INFORMATION: Begin
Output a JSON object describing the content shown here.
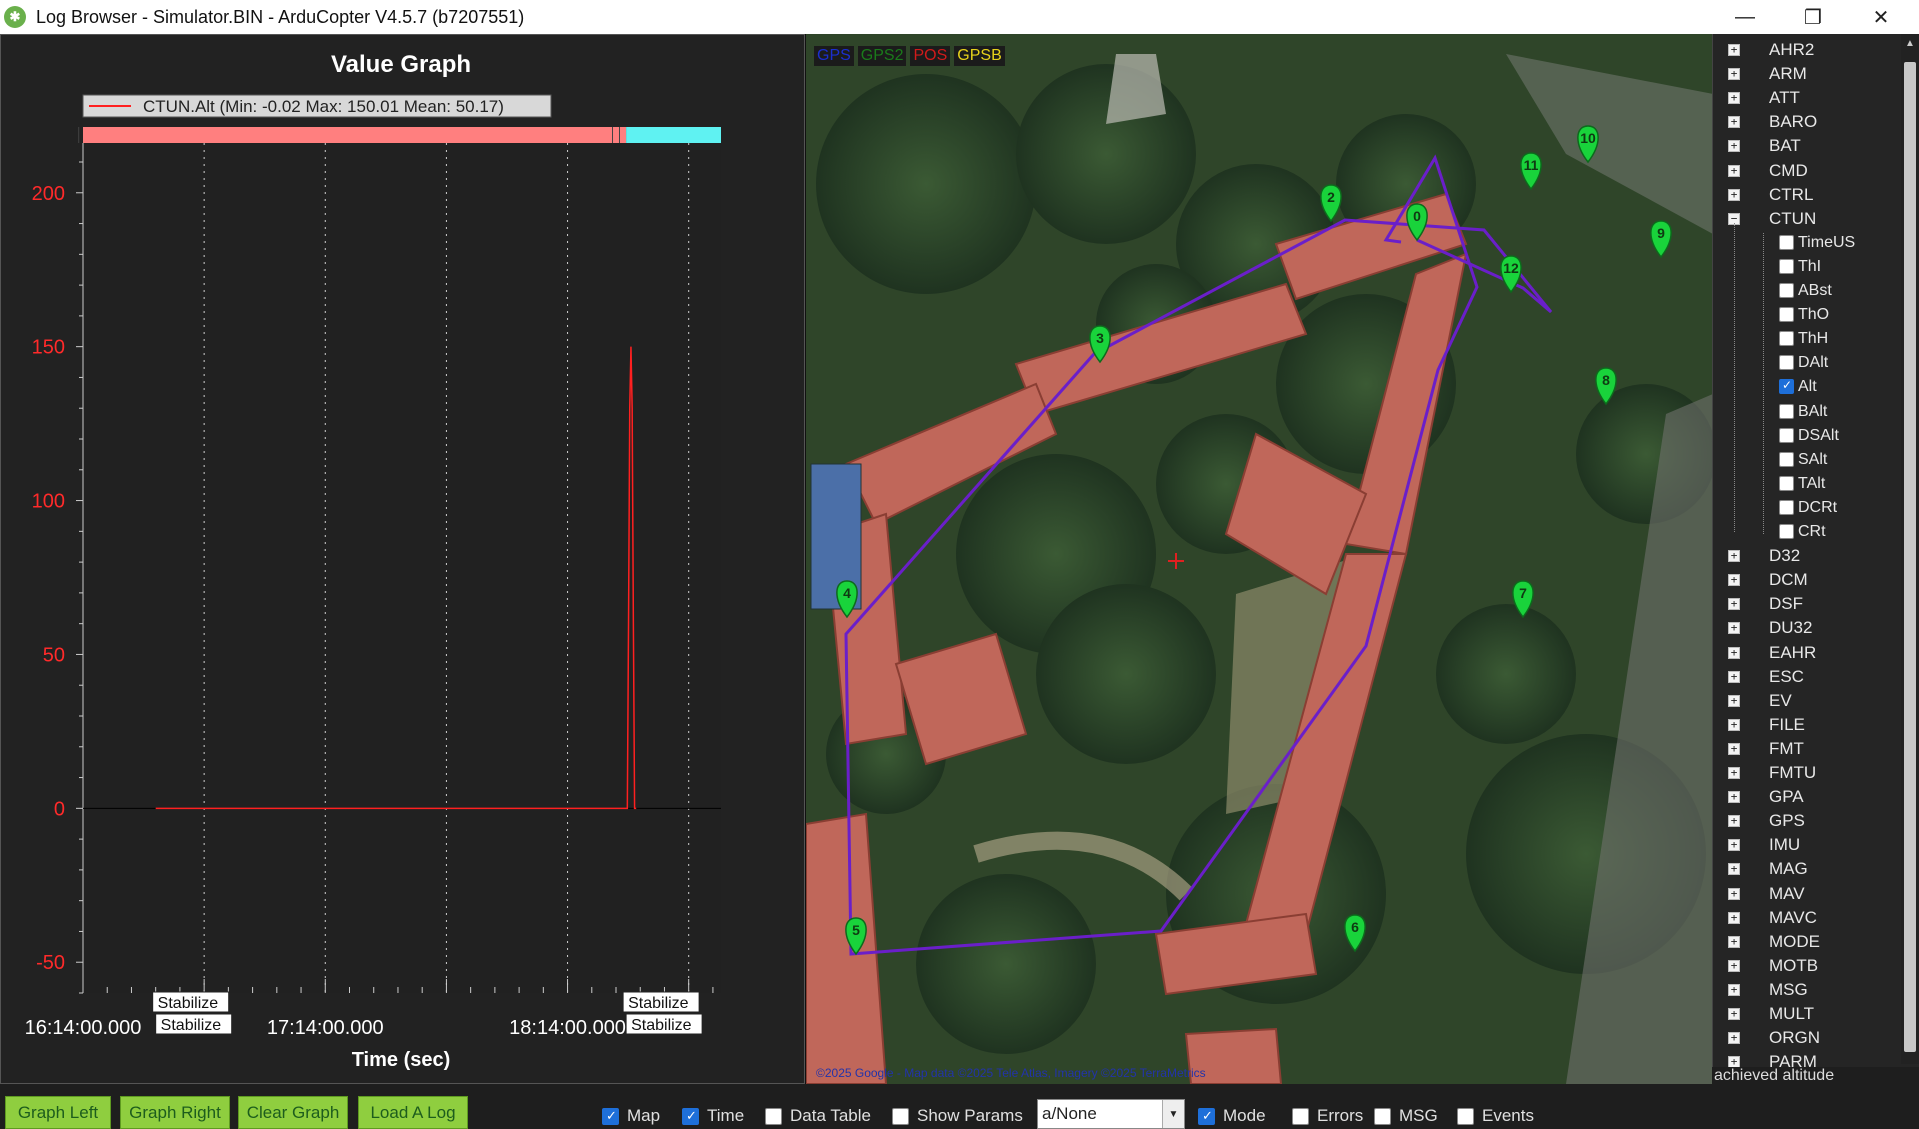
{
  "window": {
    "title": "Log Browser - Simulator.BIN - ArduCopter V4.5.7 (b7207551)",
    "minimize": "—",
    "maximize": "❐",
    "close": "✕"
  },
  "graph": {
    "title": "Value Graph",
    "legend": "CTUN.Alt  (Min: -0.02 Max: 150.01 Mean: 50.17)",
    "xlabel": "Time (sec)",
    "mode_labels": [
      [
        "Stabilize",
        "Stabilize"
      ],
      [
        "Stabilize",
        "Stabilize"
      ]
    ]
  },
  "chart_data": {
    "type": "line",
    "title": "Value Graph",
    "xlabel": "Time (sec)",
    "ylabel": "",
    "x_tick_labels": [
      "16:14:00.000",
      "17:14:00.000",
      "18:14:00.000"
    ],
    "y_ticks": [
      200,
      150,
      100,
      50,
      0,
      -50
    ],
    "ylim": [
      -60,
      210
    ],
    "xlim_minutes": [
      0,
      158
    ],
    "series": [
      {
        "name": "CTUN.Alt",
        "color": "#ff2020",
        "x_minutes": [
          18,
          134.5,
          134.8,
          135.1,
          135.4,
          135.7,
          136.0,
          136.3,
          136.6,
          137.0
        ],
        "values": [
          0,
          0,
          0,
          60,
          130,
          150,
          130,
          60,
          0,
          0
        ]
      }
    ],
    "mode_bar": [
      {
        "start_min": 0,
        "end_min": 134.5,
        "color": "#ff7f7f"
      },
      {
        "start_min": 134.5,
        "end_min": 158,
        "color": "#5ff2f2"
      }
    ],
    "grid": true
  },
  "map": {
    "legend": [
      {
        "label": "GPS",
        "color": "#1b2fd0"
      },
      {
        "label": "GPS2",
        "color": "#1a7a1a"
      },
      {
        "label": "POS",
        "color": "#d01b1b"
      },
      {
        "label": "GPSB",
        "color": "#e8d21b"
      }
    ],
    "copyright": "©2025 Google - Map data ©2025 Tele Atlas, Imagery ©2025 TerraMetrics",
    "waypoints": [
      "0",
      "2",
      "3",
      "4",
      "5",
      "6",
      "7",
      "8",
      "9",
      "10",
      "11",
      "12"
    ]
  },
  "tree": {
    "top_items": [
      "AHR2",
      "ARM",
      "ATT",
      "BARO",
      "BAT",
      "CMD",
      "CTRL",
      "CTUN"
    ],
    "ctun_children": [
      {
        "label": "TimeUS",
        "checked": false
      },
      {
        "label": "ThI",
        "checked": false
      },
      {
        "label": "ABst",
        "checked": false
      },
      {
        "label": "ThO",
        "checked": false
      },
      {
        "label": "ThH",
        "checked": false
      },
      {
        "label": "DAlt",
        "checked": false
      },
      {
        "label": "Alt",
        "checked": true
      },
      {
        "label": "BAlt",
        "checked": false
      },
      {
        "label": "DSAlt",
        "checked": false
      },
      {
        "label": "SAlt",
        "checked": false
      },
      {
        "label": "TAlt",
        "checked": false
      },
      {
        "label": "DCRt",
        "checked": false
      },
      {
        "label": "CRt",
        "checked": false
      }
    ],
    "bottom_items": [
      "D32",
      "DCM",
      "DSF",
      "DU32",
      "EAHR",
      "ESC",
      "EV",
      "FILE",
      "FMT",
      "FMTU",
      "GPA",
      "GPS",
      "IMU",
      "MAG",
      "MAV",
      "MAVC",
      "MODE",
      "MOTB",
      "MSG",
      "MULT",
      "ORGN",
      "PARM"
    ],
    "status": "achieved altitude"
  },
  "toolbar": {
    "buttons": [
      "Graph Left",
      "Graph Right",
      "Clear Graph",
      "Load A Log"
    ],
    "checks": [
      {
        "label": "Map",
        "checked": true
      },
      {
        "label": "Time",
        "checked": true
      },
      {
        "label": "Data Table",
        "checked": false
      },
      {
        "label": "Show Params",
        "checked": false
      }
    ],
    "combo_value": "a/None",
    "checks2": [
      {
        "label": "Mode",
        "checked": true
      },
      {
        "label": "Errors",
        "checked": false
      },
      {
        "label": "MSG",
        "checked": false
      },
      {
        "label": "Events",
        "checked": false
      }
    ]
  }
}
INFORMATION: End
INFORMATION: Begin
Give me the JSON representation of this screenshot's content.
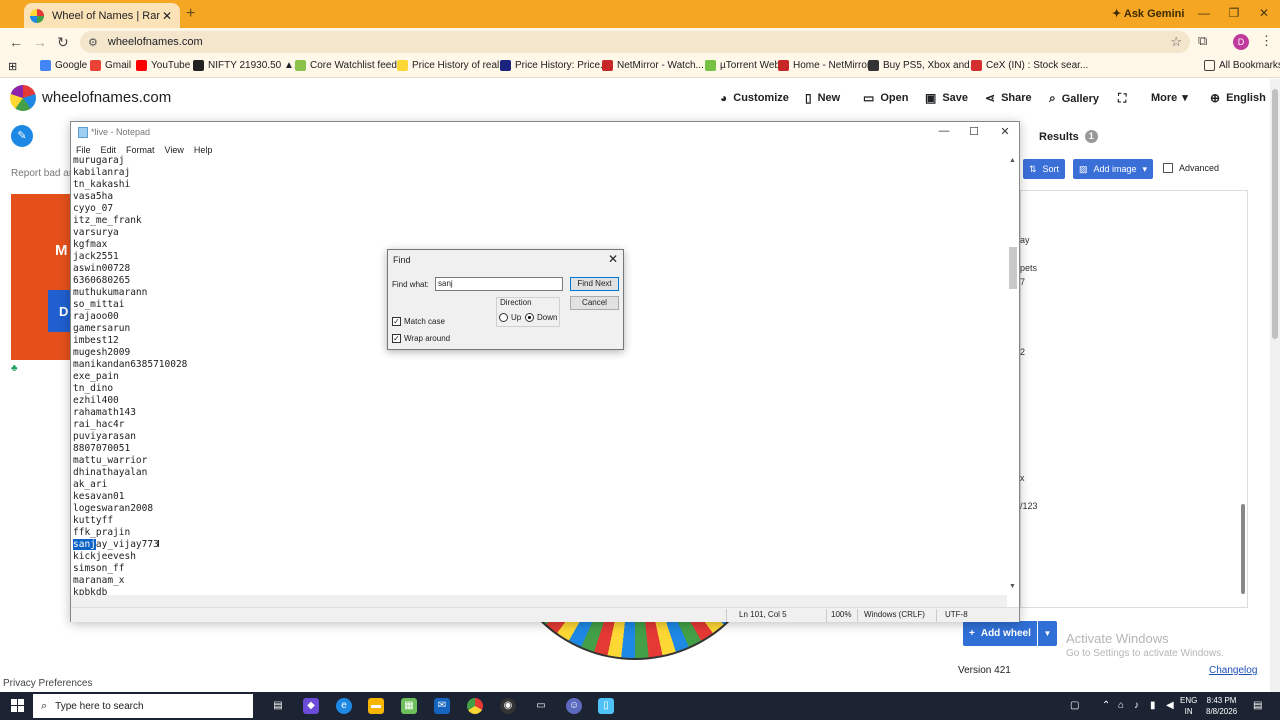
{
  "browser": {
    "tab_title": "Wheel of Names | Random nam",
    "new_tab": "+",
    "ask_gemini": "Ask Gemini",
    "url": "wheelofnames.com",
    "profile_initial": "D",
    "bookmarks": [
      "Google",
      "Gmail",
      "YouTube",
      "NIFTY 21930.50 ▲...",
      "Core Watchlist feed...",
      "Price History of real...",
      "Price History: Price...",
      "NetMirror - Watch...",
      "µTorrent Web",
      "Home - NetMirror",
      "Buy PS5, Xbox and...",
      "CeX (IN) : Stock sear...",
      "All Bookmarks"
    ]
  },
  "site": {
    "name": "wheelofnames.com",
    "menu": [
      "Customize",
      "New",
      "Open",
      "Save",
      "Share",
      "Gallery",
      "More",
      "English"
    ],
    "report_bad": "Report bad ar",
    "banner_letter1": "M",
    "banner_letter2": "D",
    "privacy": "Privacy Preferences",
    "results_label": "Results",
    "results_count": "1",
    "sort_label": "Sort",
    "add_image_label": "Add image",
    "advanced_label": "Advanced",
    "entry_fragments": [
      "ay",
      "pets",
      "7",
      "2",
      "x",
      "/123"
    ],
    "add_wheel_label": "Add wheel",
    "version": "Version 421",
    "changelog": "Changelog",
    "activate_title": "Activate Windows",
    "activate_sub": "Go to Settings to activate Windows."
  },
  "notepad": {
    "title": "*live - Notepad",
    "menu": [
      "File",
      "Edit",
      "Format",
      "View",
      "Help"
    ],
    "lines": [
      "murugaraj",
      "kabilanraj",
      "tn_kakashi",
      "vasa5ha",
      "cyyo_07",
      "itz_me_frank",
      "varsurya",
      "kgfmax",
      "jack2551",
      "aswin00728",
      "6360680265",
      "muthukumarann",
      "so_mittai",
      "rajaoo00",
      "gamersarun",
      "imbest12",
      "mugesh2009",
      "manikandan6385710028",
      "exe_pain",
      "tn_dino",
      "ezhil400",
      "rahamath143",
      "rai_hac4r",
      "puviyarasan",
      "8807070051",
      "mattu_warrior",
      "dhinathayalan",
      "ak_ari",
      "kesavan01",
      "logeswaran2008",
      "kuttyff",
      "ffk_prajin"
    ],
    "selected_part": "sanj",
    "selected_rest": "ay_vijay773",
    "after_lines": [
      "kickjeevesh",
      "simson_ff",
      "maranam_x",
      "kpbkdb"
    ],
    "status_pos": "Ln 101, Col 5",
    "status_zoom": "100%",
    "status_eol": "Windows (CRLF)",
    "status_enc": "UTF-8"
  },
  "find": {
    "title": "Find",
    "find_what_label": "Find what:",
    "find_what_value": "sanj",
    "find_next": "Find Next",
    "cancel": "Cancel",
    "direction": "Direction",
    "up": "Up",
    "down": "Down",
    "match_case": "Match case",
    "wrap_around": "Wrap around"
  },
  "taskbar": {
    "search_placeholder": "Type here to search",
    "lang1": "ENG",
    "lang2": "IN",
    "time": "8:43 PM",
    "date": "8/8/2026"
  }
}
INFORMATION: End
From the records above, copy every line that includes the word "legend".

    "legend": "CTUN.Alt  (Min: -0.02 Max: 150.01 Mean: 50.17)",
    "legend": [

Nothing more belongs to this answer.